What Might Have Been: ACC regular-season and tournament champion North Carolina State, which defeated eventual national runner-up La Salle, was ineligible to participate in the NCAA Tournament because it was on probation. . . . Kentucky forward Phil Grawemeyer was averaging 13 points per game when he broke his leg against DePaul and missed the Wildcats' last six contests, including a 79-71 defeat to Marquette in their NCAA Tournament opener. UK (23-3) defeated NCAA playoff runner-up La Salle by nine points early in the season. . . . Colorado could have given San Francisco more of a struggle if guard Tom Harrold, the Buffaloes' fourth-leading scorer and rebounder, didn't miss the national semifinal contest after sustaining an ankle sprain in pre-game warmups.
Putting Things in Perspective: The first of San Francisco's back-to-back champions survived a scare in a West Regional and won by one point at Oregon State (57-56). The Beavers would have avenged a 26-point defeat earlier in the season against the Dons if they hadn't missed a last-second shot. A 60-34 verdict over Oregon State was the first of USF's 60 consecutive victories, the longest winning streak in major-college history until UCLA won 88 games in a row from 1971-74.
NCAA Champion Defeat: At UCLA (7-point margin).
Scoring Leader: Bill Russell, San Francisco (118 points, 23.6 ppg).
Highest Scoring Average: Bob Patterson, Tulsa (57 points, 28.5 ppg).
Carl Cain, F, Jr., Iowa (31 points in final two games)
Tom Gola, C, Sr., La Salle (39 points)
K.C. Jones, G, Jr., San Francisco (32 points)
Jim Ranglos, F, Jr., Colorado (22 points)
*Bill Russell, C, Jr., San Francisco (47 points, 34 rebounds)
*Named Most Outstanding Player.
Championship Team Results
First Round: San Francisco 89 (Russell team-high 29 points), West Texas State 66 (Scott 24)
Regional Semifinal: San Francisco 78 (Mullen 24), Utah 59 (Bergen/Bunte 12)
Regional Final: San Francisco 57 (Russell 29), Oregon State 56 (Halbrook 18)

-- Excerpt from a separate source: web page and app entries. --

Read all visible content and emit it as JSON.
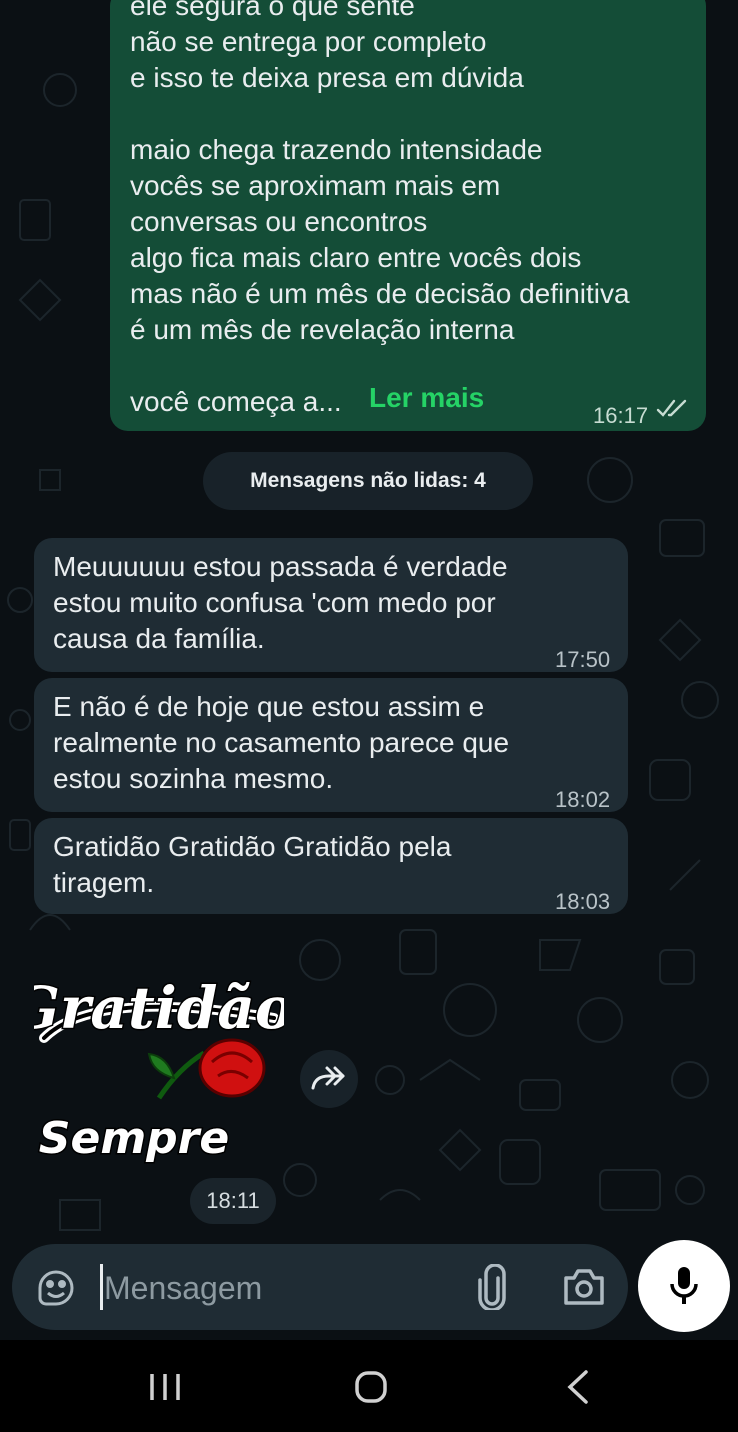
{
  "conversation": {
    "outgoing_message": {
      "text": "ele segura o que sente\nnão se entrega por completo\ne isso te deixa presa em dúvida\n\nmaio chega trazendo intensidade\nvocês se aproximam mais em\nconversas ou encontros\nalgo fica mais claro entre vocês dois\nmas não é um mês de decisão definitiva\né um mês de revelação interna\n\nvocê começa a...",
      "read_more_label": "Ler mais",
      "time": "16:17",
      "status_icon": "double-check-icon"
    },
    "unread_banner": "Mensagens não lidas: 4",
    "incoming_messages": [
      {
        "text": "Meuuuuuu estou passada é  verdade estou muito confusa 'com medo por causa da família.",
        "time": "17:50"
      },
      {
        "text": "E não  é  de hoje  que estou assim e realmente  no casamento  parece que estou sozinha  mesmo.",
        "time": "18:02"
      },
      {
        "text": "Gratidão Gratidão Gratidão  pela tiragem.",
        "time": "18:03"
      }
    ],
    "sticker": {
      "text_line1": "Gratidão",
      "text_line2": "Sempre",
      "time": "18:11",
      "forward_icon": "forward-icon"
    }
  },
  "composer": {
    "placeholder": "Mensagem",
    "emoji_icon": "sticker-emoji-icon",
    "attach_icon": "paperclip-icon",
    "camera_icon": "camera-icon",
    "mic_icon": "microphone-icon"
  },
  "navigation_bar": {
    "recents_icon": "recent-apps-icon",
    "home_icon": "home-icon",
    "back_icon": "back-icon"
  },
  "colors": {
    "background": "#0b1014",
    "outgoing_bubble": "#144d37",
    "incoming_bubble": "#1f2c34",
    "accent": "#25d366"
  }
}
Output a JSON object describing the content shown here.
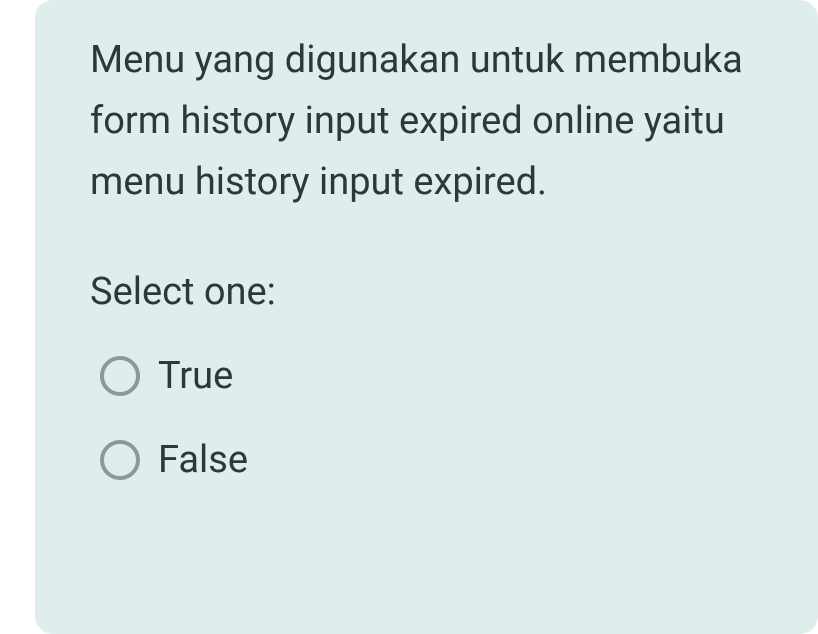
{
  "question": {
    "text": "Menu yang digunakan untuk membuka form history input expired online yaitu menu history input expired.",
    "prompt": "Select one:",
    "options": [
      {
        "label": "True"
      },
      {
        "label": "False"
      }
    ]
  }
}
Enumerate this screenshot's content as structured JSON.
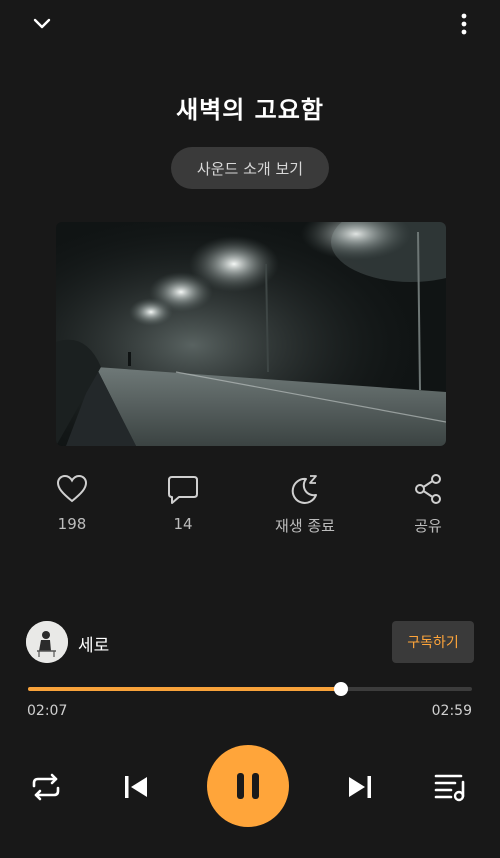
{
  "header": {
    "collapse_icon": "chevron-down-icon",
    "menu_icon": "more-vertical-icon"
  },
  "track": {
    "title": "새벽의 고요함",
    "sound_intro_label": "사운드 소개 보기"
  },
  "actions": {
    "like_count": "198",
    "comment_count": "14",
    "sleep_label": "재생 종료",
    "share_label": "공유"
  },
  "artist": {
    "name": "세로",
    "subscribe_label": "구독하기"
  },
  "playback": {
    "elapsed": "02:07",
    "duration": "02:59",
    "progress": 0.705,
    "state": "playing"
  },
  "controls": {
    "repeat_icon": "repeat-icon",
    "prev_icon": "skip-previous-icon",
    "pause_icon": "pause-icon",
    "next_icon": "skip-next-icon",
    "playlist_icon": "playlist-icon"
  },
  "colors": {
    "accent": "#ffa53a",
    "background": "#181818",
    "button_bg": "#3a3a3a"
  }
}
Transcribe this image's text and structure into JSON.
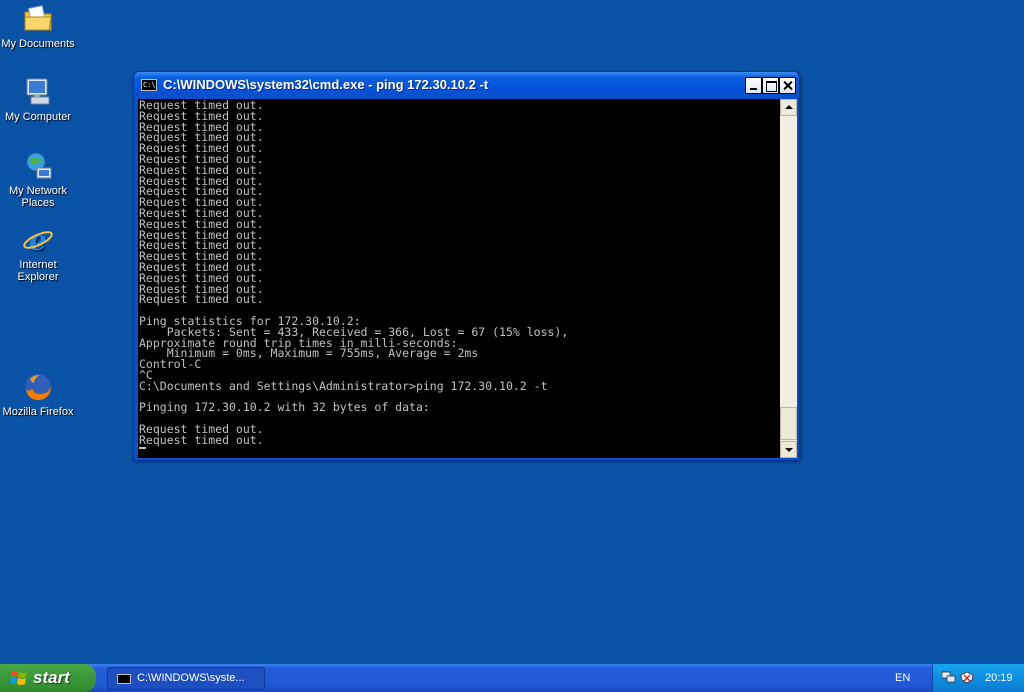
{
  "desktop": {
    "icons": [
      {
        "label": "My Documents",
        "icon": "folder-documents-icon"
      },
      {
        "label": "My Computer",
        "icon": "computer-icon"
      },
      {
        "label": "My Network Places",
        "icon": "network-icon"
      },
      {
        "label": "Internet Explorer",
        "icon": "internet-explorer-icon"
      },
      {
        "label": "Mozilla Firefox",
        "icon": "firefox-icon"
      }
    ],
    "background_color": "#0a52a6"
  },
  "window": {
    "title": "C:\\WINDOWS\\system32\\cmd.exe - ping 172.30.10.2 -t",
    "icon_glyph": "C:\\",
    "console_lines": [
      "Request timed out.",
      "Request timed out.",
      "Request timed out.",
      "Request timed out.",
      "Request timed out.",
      "Request timed out.",
      "Request timed out.",
      "Request timed out.",
      "Request timed out.",
      "Request timed out.",
      "Request timed out.",
      "Request timed out.",
      "Request timed out.",
      "Request timed out.",
      "Request timed out.",
      "Request timed out.",
      "Request timed out.",
      "Request timed out.",
      "Request timed out.",
      "",
      "Ping statistics for 172.30.10.2:",
      "    Packets: Sent = 433, Received = 366, Lost = 67 (15% loss),",
      "Approximate round trip times in milli-seconds:",
      "    Minimum = 0ms, Maximum = 755ms, Average = 2ms",
      "Control-C",
      "^C",
      "C:\\Documents and Settings\\Administrator>ping 172.30.10.2 -t",
      "",
      "Pinging 172.30.10.2 with 32 bytes of data:",
      "",
      "Request timed out.",
      "Request timed out."
    ]
  },
  "taskbar": {
    "start_label": "start",
    "task_label": "C:\\WINDOWS\\syste...",
    "language": "EN",
    "clock": "20:19"
  }
}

National Semifinal: San Francisco 62 (Russell 24), Colorado 50 (Haldorson/Hannah 9)
Championship Game: San Francisco 77 (Jones 24), La Salle 63 (Singley 20)